[The following is a copy of a book review, written by the present author, which appeared in the Reports of the National Center for Science Education.]

*The Failures of Mathematical Anti-Evolutionism*, Cambridge University Press, 2022, 292 pages. Reviewed by David H. Bailey

Although modern science has uncovered a universe that is far vaster and more awe-inspiring than ever imagined before, some writers, mostly of the creationist and intelligent design schools, prefer instead to combat science, particularly on traditional topics such as evolution. One common line of argumentation is that certain biological structures are so unlikely, according to simple back-of-the-envelope reckonings based on probability or information theory, that they could never have been produced by a purely natural, “random” evolutionary process, even assuming millions of years of geologic time. Thus evolutionary theory must be false.

Biologists have never taken these writings seriously, mainly because the empirical evidence for evolution is so overwhelming. Mathematicians and statisticians have never taken these writings seriously, mainly because they have deemed them unworthy of detailed refutation. As a result, there has been a dearth of reliable, readable information on the topic.

Mathematician Jason Rosenhouse’s new book *The Failures of Mathematical Anti-Evolutionism* addresses this specific topic. Rosenhouse is very well-qualified for the task. He has previously published *Among the Creationists: Dispatches from the Anti-Evolutionist Front Line*, describing his experiences attending numerous creationist and intelligent design conferences. He has also published several books explaining probability paradoxes to a mainstream audience. His books clearly demonstrate a talent for science writing.

His new book respectfully but firmly explains why various anti-evolution arguments based on probability and information theory are without merit. Many of these are some variation of what Rosenhouse terms the “Basic Argument from Improbability”: (a) identify a complex biological structure; (b) model its evolution as a random selection from a large space of equally probable outcomes; (c) use elementary combinatorics to enumerate this space; and then assert that the resulting “probability” is too remote for the structure to have evolved.

As Rosenhouse observes, such arguments fall to several well-known fallacies: First of all, they presume that all outcomes are equally probable, which is utterly false in real-world biology — some structures are very likely to appear, while vast numbers of others are not biologically possible at all. Further, these arguments presume that the structure appeared via a single-shot “random” selection among all combinatorial possibilities, whereas real biological structures arose from a long string of earlier steps over the eons, each useful in an earlier context. Finally, these arguments ignore the crucial role of natural selection in finding a “path” through biological space.

In general, such arguments are dead ringers for the post-hoc probability fallacy, namely reckoning a probability after the fact, and then claiming that the event could not have happened naturally. As Rosenhouse explains, we should not be surprised at a seemingly improbable outcome, because some outcome had to happen.

Rosenhouse illustrates this type of fallacious reasoning with the following story (pg. 128-129):

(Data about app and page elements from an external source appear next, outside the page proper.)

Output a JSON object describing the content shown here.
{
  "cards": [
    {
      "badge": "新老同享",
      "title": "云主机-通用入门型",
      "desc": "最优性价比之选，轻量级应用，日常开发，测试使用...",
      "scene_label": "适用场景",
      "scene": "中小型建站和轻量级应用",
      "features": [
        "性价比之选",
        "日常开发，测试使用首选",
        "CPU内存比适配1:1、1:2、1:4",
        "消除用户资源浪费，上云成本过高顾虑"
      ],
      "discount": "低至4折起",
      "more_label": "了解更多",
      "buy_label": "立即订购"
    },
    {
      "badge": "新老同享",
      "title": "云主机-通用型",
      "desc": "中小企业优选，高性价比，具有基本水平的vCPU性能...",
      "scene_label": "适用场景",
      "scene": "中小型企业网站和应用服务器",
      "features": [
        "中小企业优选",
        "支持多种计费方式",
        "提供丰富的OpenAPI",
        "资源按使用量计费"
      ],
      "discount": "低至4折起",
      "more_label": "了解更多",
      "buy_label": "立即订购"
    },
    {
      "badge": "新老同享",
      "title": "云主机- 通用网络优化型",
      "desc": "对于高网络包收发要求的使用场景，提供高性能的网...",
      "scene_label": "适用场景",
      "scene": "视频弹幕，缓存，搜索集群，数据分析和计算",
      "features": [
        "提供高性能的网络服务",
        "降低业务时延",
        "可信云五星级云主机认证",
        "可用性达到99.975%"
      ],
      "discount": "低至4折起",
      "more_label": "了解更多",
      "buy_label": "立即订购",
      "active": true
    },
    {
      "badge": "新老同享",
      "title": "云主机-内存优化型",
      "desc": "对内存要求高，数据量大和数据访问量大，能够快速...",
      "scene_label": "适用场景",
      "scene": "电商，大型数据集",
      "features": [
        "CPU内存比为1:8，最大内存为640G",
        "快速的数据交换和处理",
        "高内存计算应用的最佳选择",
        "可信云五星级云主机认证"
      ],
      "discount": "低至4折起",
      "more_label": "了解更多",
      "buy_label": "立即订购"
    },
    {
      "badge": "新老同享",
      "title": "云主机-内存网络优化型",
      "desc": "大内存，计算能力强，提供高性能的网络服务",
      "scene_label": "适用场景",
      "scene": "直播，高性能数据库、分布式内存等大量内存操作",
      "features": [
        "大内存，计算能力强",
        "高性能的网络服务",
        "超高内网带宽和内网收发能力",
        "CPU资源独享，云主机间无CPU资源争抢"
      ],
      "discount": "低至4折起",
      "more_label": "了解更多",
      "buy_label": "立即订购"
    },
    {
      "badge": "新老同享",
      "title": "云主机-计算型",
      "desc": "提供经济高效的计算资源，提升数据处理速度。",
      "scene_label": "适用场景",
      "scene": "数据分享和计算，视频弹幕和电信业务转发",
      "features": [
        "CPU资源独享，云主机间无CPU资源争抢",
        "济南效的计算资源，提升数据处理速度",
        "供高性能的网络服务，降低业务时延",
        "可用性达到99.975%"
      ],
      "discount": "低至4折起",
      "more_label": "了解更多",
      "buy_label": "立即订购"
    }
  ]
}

Suppose you and a friend are in the downtown area of a major American city, and you both decide you want a slice of pizza. You pick a direction and start walking. Within just two blocks you find a pizza parlor. Your friend now says, “Incredible! The surface of the Earth is enormous, and almost none of it is covered with pizza parlors. Yet somehow we were able to find one of the few places on Earth that has a pizza parlor. How can you explain something so remarkable?

As Rosenhouse explains, the surface area of the Earth is irrelevant because it was only necessary to search the tiny portion near their location, which, because it is in a major city, has numerous pizza parlors. Rosenhouse then points out that the Basic Argument from Improbability “is guilty of precisely the same oversights, except applied to protein space rather than to the surface of the Earth.” He adds that “the mathematical model on which the [improbability] argument relies is far too unrealistic to produce meaningful results.”

Rosenhouse also addresses arguments based on information theory, entropy and the Second Law of Thermodynamics. Although such arguments are superficially more sophisticated than probability arguments, in the end he finds them equally vacuous — they either rely on intuitive lines of thinking that do not stand up to rigorous analysis, or else they feature profound-looking mathematical analyses, which, because they are based on deeply flawed idealistic models, are irrelevant.

Rosenhouse’s book is a major step forward, and will be greatly appreciated in the community. But as Rosenhouse himself acknowledges, much remains to be done. Hopefully his nicely crafted book will serve as a template for additional contributions in this arena.